** PROBLEM TO WORK ON **
Scan the entries for lines with the word "EURJPY", then copy those lines.

** DATA SUPPLIED **
Segment Open
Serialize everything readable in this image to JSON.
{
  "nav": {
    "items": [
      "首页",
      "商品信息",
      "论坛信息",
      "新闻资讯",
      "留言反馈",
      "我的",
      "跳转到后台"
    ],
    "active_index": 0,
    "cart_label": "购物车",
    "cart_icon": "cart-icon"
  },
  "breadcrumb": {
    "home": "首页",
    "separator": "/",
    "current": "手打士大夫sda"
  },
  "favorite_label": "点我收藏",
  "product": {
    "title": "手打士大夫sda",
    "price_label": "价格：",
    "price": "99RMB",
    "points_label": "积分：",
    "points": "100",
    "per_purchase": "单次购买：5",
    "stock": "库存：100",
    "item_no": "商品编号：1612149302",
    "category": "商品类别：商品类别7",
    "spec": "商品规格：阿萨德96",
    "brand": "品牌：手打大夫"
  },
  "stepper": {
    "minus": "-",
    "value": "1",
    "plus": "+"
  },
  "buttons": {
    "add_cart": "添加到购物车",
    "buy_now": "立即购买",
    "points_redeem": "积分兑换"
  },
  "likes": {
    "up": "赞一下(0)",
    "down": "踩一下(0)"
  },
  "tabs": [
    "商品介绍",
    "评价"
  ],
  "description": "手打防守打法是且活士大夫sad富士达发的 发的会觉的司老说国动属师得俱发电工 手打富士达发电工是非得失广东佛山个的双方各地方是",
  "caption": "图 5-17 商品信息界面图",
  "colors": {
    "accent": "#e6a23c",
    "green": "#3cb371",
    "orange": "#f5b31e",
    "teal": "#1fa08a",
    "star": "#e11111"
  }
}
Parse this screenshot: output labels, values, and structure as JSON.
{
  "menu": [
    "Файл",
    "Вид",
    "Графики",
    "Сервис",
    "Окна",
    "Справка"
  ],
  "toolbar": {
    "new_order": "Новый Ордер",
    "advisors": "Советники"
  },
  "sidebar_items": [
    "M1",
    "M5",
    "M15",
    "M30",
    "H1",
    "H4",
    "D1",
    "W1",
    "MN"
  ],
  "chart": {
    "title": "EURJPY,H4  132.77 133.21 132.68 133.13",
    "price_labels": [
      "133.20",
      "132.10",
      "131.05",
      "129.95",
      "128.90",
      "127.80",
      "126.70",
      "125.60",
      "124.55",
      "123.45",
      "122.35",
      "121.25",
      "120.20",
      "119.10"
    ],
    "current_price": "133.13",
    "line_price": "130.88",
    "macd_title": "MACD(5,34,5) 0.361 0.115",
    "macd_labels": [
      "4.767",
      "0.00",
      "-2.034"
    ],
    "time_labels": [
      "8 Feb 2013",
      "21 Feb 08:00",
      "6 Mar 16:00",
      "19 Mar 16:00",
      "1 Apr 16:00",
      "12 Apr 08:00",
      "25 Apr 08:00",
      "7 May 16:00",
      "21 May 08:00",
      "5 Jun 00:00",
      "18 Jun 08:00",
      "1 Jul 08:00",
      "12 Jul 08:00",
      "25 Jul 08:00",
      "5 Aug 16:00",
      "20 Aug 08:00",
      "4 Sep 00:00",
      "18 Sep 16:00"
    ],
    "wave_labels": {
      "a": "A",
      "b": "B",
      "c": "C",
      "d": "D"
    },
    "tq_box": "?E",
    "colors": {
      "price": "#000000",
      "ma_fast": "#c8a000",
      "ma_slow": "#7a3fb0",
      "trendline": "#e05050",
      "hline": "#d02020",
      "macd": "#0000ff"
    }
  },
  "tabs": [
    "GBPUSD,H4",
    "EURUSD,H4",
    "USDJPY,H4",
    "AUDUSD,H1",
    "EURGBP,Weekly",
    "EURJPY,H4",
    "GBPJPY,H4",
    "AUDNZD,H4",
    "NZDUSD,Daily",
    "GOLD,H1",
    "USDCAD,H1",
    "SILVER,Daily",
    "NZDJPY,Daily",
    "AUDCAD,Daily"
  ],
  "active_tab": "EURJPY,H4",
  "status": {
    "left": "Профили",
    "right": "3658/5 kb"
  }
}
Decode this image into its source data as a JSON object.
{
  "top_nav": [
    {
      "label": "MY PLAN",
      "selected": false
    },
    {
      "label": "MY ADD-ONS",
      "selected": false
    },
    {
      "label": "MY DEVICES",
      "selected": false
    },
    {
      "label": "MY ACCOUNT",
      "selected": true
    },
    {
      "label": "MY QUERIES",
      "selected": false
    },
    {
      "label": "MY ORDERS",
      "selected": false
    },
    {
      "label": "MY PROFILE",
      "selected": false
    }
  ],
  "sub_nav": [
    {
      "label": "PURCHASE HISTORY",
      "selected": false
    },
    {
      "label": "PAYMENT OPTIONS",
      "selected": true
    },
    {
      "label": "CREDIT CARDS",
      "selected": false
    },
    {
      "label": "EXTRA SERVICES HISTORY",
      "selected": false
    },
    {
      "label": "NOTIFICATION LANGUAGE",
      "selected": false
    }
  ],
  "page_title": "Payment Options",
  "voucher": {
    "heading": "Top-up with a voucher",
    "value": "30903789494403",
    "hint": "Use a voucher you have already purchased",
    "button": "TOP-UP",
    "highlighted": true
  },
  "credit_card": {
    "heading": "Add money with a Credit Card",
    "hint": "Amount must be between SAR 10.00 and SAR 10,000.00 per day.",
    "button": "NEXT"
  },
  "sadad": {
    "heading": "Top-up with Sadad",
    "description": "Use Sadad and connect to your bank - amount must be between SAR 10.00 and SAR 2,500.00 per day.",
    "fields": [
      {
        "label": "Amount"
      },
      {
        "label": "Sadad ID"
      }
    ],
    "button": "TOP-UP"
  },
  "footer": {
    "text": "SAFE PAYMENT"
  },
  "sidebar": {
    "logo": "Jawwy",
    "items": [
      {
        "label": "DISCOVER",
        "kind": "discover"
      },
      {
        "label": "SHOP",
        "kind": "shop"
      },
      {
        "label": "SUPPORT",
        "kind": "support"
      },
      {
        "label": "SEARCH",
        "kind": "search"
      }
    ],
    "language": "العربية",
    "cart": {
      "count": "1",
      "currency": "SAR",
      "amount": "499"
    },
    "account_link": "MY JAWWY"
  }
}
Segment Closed
** ANSWER BOX **
    "title": "EURJPY,H4  132.77 133.21 132.68 133.13",
    "EURJPY,H4",
  "active_tab": "EURJPY,H4",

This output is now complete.